Task goal: Give the data below again exactly as written, without its pictures.

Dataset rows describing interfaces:
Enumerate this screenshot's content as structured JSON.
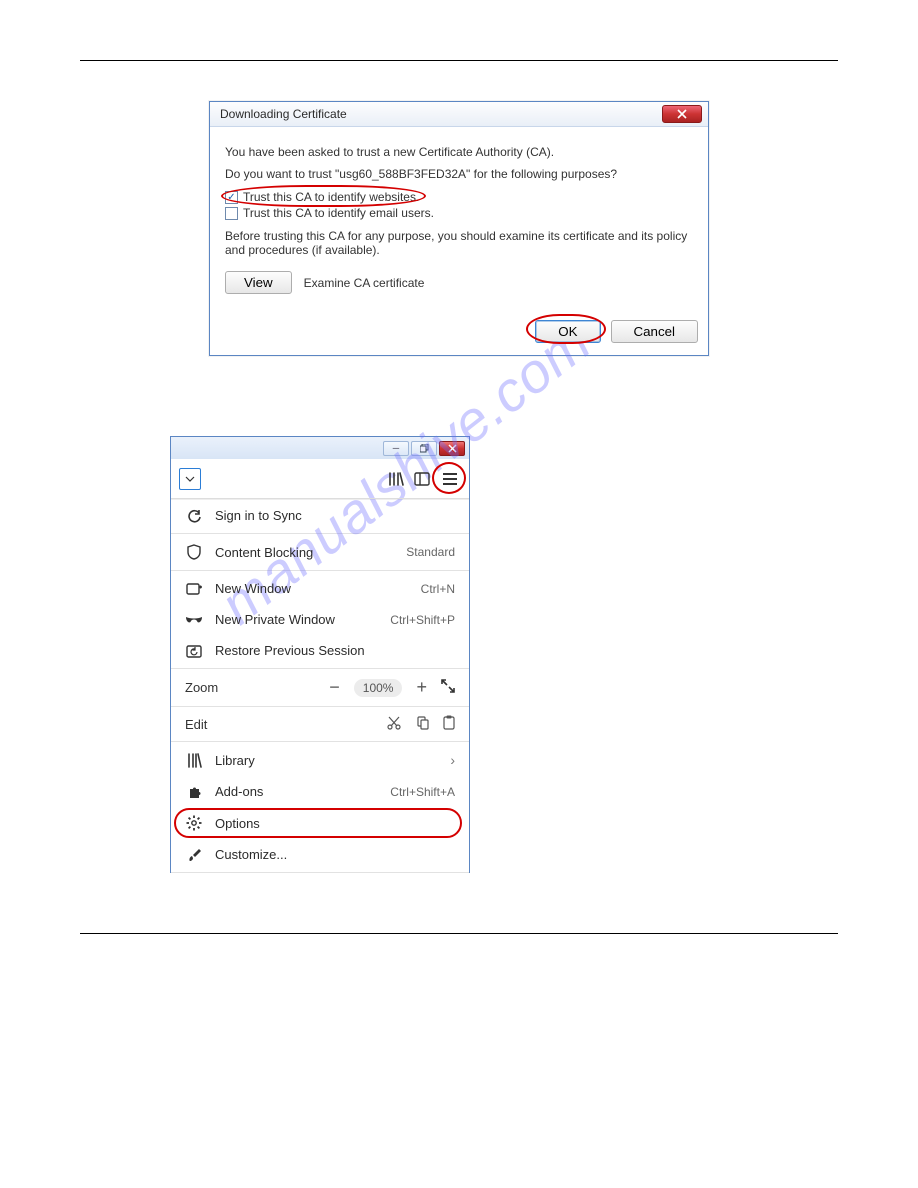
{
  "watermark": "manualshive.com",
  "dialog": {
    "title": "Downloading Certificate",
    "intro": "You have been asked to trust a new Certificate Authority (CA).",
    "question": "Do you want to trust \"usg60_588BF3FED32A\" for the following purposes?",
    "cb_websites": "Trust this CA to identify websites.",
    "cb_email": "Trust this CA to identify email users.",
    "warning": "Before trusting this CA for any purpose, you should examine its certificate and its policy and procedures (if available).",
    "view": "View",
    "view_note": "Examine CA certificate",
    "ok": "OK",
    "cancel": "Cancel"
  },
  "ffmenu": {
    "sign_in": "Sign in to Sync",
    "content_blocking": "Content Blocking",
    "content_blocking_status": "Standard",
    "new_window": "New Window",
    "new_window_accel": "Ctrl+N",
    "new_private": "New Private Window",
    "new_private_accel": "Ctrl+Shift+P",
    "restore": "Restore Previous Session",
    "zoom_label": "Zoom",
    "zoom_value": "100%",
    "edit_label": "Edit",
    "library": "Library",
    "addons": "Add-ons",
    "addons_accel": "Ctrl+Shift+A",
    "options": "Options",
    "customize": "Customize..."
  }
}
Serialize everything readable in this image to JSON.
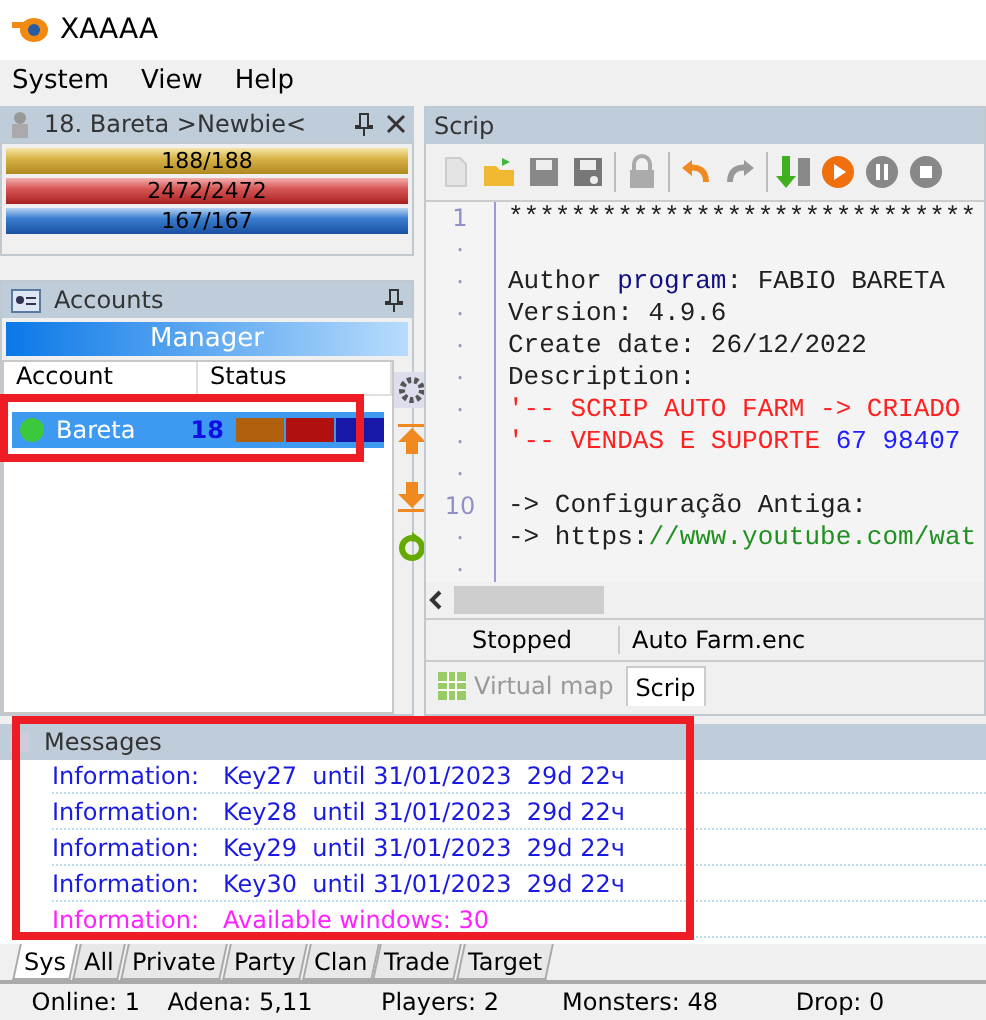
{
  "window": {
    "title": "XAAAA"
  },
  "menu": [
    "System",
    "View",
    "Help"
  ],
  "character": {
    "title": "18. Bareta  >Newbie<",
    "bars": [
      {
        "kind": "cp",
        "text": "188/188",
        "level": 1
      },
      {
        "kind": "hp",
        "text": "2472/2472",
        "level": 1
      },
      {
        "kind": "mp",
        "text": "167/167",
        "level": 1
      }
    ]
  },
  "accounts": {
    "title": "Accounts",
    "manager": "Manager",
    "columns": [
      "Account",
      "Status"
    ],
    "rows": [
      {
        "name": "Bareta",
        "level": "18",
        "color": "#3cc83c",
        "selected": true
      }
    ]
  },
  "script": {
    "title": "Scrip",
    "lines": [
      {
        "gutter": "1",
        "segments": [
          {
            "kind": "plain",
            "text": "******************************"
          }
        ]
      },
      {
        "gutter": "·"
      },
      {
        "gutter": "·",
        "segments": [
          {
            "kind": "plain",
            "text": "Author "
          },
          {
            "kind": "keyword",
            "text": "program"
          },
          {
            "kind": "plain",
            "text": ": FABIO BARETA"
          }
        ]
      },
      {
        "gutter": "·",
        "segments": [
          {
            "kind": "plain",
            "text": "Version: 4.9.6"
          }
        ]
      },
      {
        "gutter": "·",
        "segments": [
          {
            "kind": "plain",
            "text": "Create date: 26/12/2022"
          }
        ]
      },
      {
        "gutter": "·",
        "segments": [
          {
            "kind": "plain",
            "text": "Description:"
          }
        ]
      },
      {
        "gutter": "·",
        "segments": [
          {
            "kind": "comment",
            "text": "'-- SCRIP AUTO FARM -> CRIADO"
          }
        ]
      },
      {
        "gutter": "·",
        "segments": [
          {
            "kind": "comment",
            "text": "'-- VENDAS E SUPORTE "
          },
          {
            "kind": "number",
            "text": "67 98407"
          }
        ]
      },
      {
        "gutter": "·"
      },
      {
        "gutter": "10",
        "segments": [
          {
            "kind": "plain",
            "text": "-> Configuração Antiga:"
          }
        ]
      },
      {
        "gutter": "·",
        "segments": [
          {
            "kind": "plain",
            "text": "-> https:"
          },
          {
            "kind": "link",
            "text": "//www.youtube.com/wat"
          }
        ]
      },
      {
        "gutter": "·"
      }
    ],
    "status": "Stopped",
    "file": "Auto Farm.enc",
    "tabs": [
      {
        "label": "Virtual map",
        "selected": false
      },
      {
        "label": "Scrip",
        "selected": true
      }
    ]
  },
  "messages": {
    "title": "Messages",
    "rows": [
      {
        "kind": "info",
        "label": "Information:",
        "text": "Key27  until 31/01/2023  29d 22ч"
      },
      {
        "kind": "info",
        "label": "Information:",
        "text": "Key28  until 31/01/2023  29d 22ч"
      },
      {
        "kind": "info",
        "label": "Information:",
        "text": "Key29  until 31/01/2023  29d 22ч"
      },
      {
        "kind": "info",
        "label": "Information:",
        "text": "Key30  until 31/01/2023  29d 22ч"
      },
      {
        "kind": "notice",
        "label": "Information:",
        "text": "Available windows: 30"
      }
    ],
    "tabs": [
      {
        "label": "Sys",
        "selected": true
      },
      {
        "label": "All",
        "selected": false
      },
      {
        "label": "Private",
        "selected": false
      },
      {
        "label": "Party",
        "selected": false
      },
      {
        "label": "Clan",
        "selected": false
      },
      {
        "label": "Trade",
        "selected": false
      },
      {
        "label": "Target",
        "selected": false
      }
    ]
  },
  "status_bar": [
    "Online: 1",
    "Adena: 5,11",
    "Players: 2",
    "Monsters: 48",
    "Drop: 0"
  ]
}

Output of the task:
Enumerate this screenshot's content as structured JSON.
{
  "watermark": "manualshive.com",
  "dialog": {
    "title": "Downloading Certificate",
    "intro": "You have been asked to trust a new Certificate Authority (CA).",
    "question": "Do you want to trust \"usg60_588BF3FED32A\" for the following purposes?",
    "cb_websites": "Trust this CA to identify websites.",
    "cb_email": "Trust this CA to identify email users.",
    "warning": "Before trusting this CA for any purpose, you should examine its certificate and its policy and procedures (if available).",
    "view": "View",
    "view_note": "Examine CA certificate",
    "ok": "OK",
    "cancel": "Cancel"
  },
  "ffmenu": {
    "sign_in": "Sign in to Sync",
    "content_blocking": "Content Blocking",
    "content_blocking_status": "Standard",
    "new_window": "New Window",
    "new_window_accel": "Ctrl+N",
    "new_private": "New Private Window",
    "new_private_accel": "Ctrl+Shift+P",
    "restore": "Restore Previous Session",
    "zoom_label": "Zoom",
    "zoom_value": "100%",
    "edit_label": "Edit",
    "library": "Library",
    "addons": "Add-ons",
    "addons_accel": "Ctrl+Shift+A",
    "options": "Options",
    "customize": "Customize..."
  }
}
Serialize everything readable in this image to JSON.
{
  "window": {
    "title": "XAAAA"
  },
  "menu": [
    "System",
    "View",
    "Help"
  ],
  "character": {
    "title": "18. Bareta  >Newbie<",
    "bars": [
      {
        "kind": "cp",
        "text": "188/188",
        "level": 1
      },
      {
        "kind": "hp",
        "text": "2472/2472",
        "level": 1
      },
      {
        "kind": "mp",
        "text": "167/167",
        "level": 1
      }
    ]
  },
  "accounts": {
    "title": "Accounts",
    "manager": "Manager",
    "columns": [
      "Account",
      "Status"
    ],
    "rows": [
      {
        "name": "Bareta",
        "level": "18",
        "color": "#3cc83c",
        "selected": true
      }
    ]
  },
  "script": {
    "title": "Scrip",
    "lines": [
      {
        "gutter": "1",
        "segments": [
          {
            "kind": "plain",
            "text": "******************************"
          }
        ]
      },
      {
        "gutter": "·"
      },
      {
        "gutter": "·",
        "segments": [
          {
            "kind": "plain",
            "text": "Author "
          },
          {
            "kind": "keyword",
            "text": "program"
          },
          {
            "kind": "plain",
            "text": ": FABIO BARETA"
          }
        ]
      },
      {
        "gutter": "·",
        "segments": [
          {
            "kind": "plain",
            "text": "Version: 4.9.6"
          }
        ]
      },
      {
        "gutter": "·",
        "segments": [
          {
            "kind": "plain",
            "text": "Create date: 26/12/2022"
          }
        ]
      },
      {
        "gutter": "·",
        "segments": [
          {
            "kind": "plain",
            "text": "Description:"
          }
        ]
      },
      {
        "gutter": "·",
        "segments": [
          {
            "kind": "comment",
            "text": "'-- SCRIP AUTO FARM -> CRIADO"
          }
        ]
      },
      {
        "gutter": "·",
        "segments": [
          {
            "kind": "comment",
            "text": "'-- VENDAS E SUPORTE "
          },
          {
            "kind": "number",
            "text": "67 98407"
          }
        ]
      },
      {
        "gutter": "·"
      },
      {
        "gutter": "10",
        "segments": [
          {
            "kind": "plain",
            "text": "-> Configuração Antiga:"
          }
        ]
      },
      {
        "gutter": "·",
        "segments": [
          {
            "kind": "plain",
            "text": "-> https:"
          },
          {
            "kind": "link",
            "text": "//www.youtube.com/wat"
          }
        ]
      },
      {
        "gutter": "·"
      }
    ],
    "status": "Stopped",
    "file": "Auto Farm.enc",
    "tabs": [
      {
        "label": "Virtual map",
        "selected": false
      },
      {
        "label": "Scrip",
        "selected": true
      }
    ]
  },
  "messages": {
    "title": "Messages",
    "rows": [
      {
        "kind": "info",
        "label": "Information:",
        "text": "Key27  until 31/01/2023  29d 22ч"
      },
      {
        "kind": "info",
        "label": "Information:",
        "text": "Key28  until 31/01/2023  29d 22ч"
      },
      {
        "kind": "info",
        "label": "Information:",
        "text": "Key29  until 31/01/2023  29d 22ч"
      },
      {
        "kind": "info",
        "label": "Information:",
        "text": "Key30  until 31/01/2023  29d 22ч"
      },
      {
        "kind": "notice",
        "label": "Information:",
        "text": "Available windows: 30"
      }
    ],
    "tabs": [
      {
        "label": "Sys",
        "selected": true
      },
      {
        "label": "All",
        "selected": false
      },
      {
        "label": "Private",
        "selected": false
      },
      {
        "label": "Party",
        "selected": false
      },
      {
        "label": "Clan",
        "selected": false
      },
      {
        "label": "Trade",
        "selected": false
      },
      {
        "label": "Target",
        "selected": false
      }
    ]
  },
  "status_bar": [
    "Online: 1",
    "Adena: 5,11",
    "Players: 2",
    "Monsters: 48",
    "Drop: 0"
  ]
}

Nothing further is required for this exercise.